Relations among approaches to learning. In this frame the researcher found that there are fairly strong relations among some variables:

  • The Deep Approach was related positively to both the Strategic Approach and Academic Self-Confidence. It means the preservice EFL teachers who were oriented towards wanting to learn and understand were more likely to report using strategies related to setting goals, working hard and being well organized, and also to feeling academically competent in studying their courses.
  • The Strategic Approach was related positively to the Surface Approach and Academic Self-confidence. It shows that the preservice EFL teachers who rely on memory and learn without understanding were more likely to report that they would think about their desire to involve setting goals, working hard and being well organized.
  • Direction in Studying is correlated with Academic Self-Confidence. It indicates that generally, the preservice EFL teachers who agree that they choose their own course would feel they can learn course material easily, achieve high standards and make sense of new information and ideas.

Gender differences. The researcher observed a statistically significant gender effect on Surface Approach, Direction in Studying and Academic Self-confidence, also in subscales of the Surface approach: ‘relying on memorizing’ and ‘concern about coping’ in this frame. The result can be seen in Table 3. From the data, we can see that female preservice EFL teachers had a consistency higher mean score for the Surface Approach. They had higher scores on ‘relying on memorizing’ and ‘concern about coping’. Male preservice EFL teachers also had a higher mean score for Direction in Studying and Academic Self-confidence towards Studying scales. It can be concluded that male preservice EFL teachers show higher Direction in Studying and perceived confidence in their skill and abilities.

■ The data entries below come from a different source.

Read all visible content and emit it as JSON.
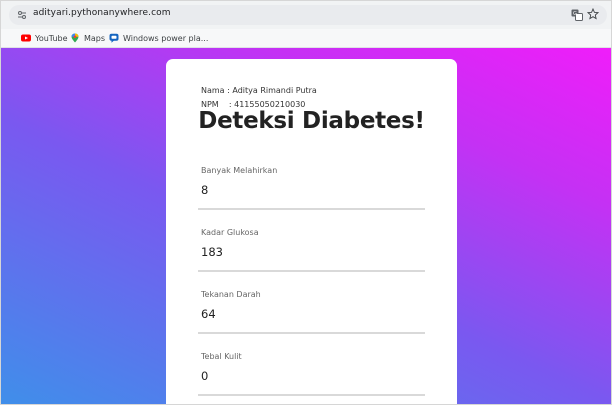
{
  "browser": {
    "url": "adityari.pythonanywhere.com",
    "bookmarks": [
      {
        "label": "YouTube",
        "icon": "youtube-icon"
      },
      {
        "label": "Maps",
        "icon": "maps-icon"
      },
      {
        "label": "Windows power pla...",
        "icon": "windows-chat-icon"
      }
    ]
  },
  "page": {
    "nama": "Nama : Aditya Rimandi Putra",
    "npm": "NPM    : 41155050210030",
    "title": "Deteksi Diabetes!",
    "fields": [
      {
        "label": "Banyak Melahirkan",
        "value": "8"
      },
      {
        "label": "Kadar Glukosa",
        "value": "183"
      },
      {
        "label": "Tekanan Darah",
        "value": "64"
      },
      {
        "label": "Tebal Kulit",
        "value": "0"
      }
    ]
  },
  "colors": {
    "gradient_start": "#3f8fea",
    "gradient_end": "#f01dfa",
    "card": "#ffffff"
  }
}
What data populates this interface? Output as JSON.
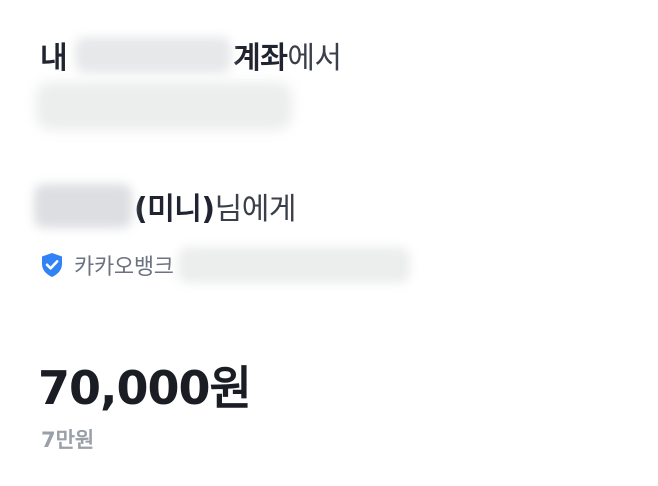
{
  "transfer": {
    "from_prefix": "내",
    "from_account_word": "계좌",
    "from_suffix": "에서",
    "to_name_paren": "(미니)",
    "to_suffix": "님에게",
    "bank_name": "카카오뱅크",
    "amount": "70,000원",
    "amount_korean": "7만원"
  },
  "colors": {
    "verified_badge": "#3182f6",
    "primary_text": "#1f2430",
    "secondary_text": "#6b7280",
    "muted_text": "#9aa0a8"
  },
  "icons": {
    "verified": "shield-check-icon"
  }
}
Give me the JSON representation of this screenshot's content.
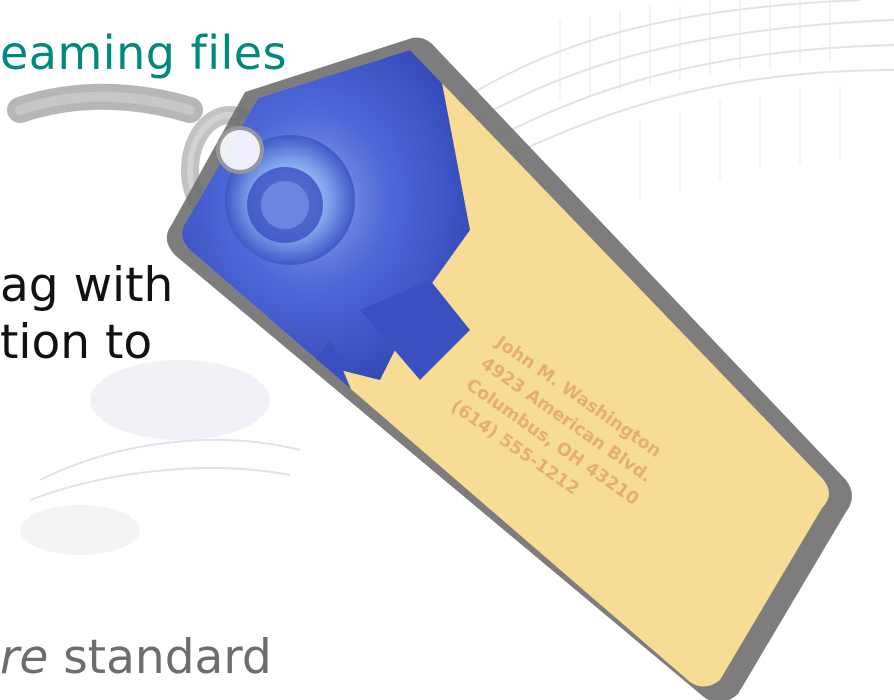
{
  "slide": {
    "title": "eaming files",
    "body_line_1": "ag with",
    "body_line_2": "tion to",
    "footer_italic": "re",
    "footer_text": " standard"
  },
  "luggage_tag": {
    "lines": [
      "John M. Washington",
      "4923 American Blvd.",
      "Columbus, OH 43210",
      "(614) 555-1212"
    ]
  },
  "colors": {
    "title": "#008a7a",
    "body": "#111111",
    "footer": "#6d6d6d",
    "tag_frame": "#6b6b6b",
    "tag_card": "#f7dc95",
    "tag_flower": "#3f58c8"
  }
}
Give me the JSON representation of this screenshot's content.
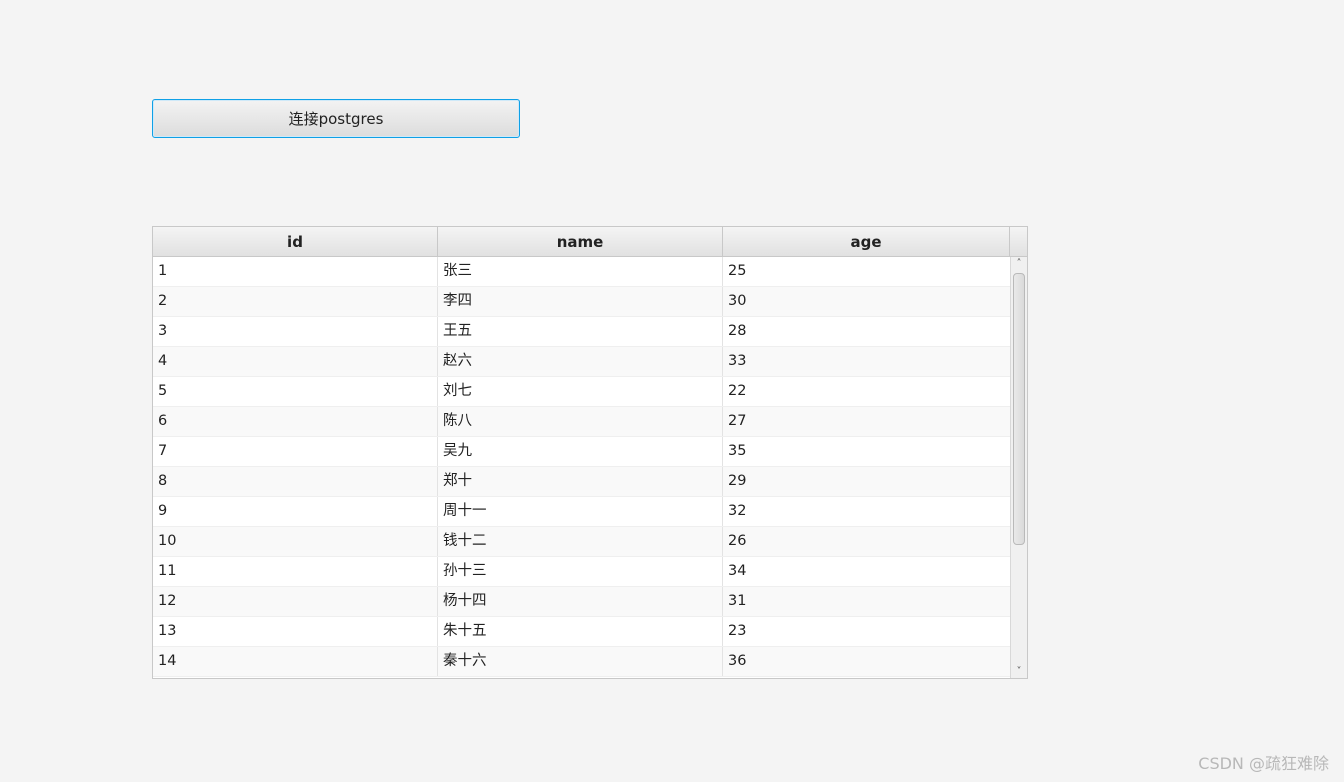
{
  "toolbar": {
    "connect_label": "连接postgres"
  },
  "table": {
    "columns": [
      "id",
      "name",
      "age"
    ],
    "rows": [
      [
        "1",
        "张三",
        "25"
      ],
      [
        "2",
        "李四",
        "30"
      ],
      [
        "3",
        "王五",
        "28"
      ],
      [
        "4",
        "赵六",
        "33"
      ],
      [
        "5",
        "刘七",
        "22"
      ],
      [
        "6",
        "陈八",
        "27"
      ],
      [
        "7",
        "吴九",
        "35"
      ],
      [
        "8",
        "郑十",
        "29"
      ],
      [
        "9",
        "周十一",
        "32"
      ],
      [
        "10",
        "钱十二",
        "26"
      ],
      [
        "11",
        "孙十三",
        "34"
      ],
      [
        "12",
        "杨十四",
        "31"
      ],
      [
        "13",
        "朱十五",
        "23"
      ],
      [
        "14",
        "秦十六",
        "36"
      ]
    ]
  },
  "scrollbar": {
    "up_icon": "chevron-up-icon",
    "down_icon": "chevron-down-icon"
  },
  "watermark": "CSDN @疏狂难除",
  "colors": {
    "focus_border": "#0fa0e6",
    "background": "#f4f4f4"
  }
}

In the last frame, Academic year differences, the researcher found a statistically significant academic year effect on Deep Approach, Strategic Approach, Direction in Studying, and Academic Self-confidence towards Studying. From the Data as shown in Table 4, it is clear that the third-year preservice EFL teachers had a consistency higher mean score for the all variables measured in this field. They appear to be improving in confidence and clarity of direction in studying as they report higher academic self-concern in the third year. These preservice EFL teachers are more likely to fulfill their potential.

 Finally, in conclusion session, the researcher sums up the result of her study. The content is similar with the discussion above, she states the all main points that she can find in this study, but in the last of this session she talk about the recommendation which can be a good input for all educators. She suggests that the educators need to understand how preservice teachers set about their learning tasks, their intentions and approaches and how these impact on the quality of their learning outcomes In other words, educators need to become more sensitive to preservice teachers’ learning style preferences, and differences that may exist, in order to maximize preservice teacher in learning.

In brief, after all the discussion above, it is clear enough that approaches to Learning for Preservice EFL teacher is significant. Since it has great impact on their learning outcome and their performance in the real teaching-learning situations later, it is also recommended to have this kind of study in Indonesia context. This contribution will be a value for learning institutions, such as State University of Jakarta which is labeled as the ‘producer’ of teachers, and their teaching staff in order to produce the better, or even the best, EFL teachers.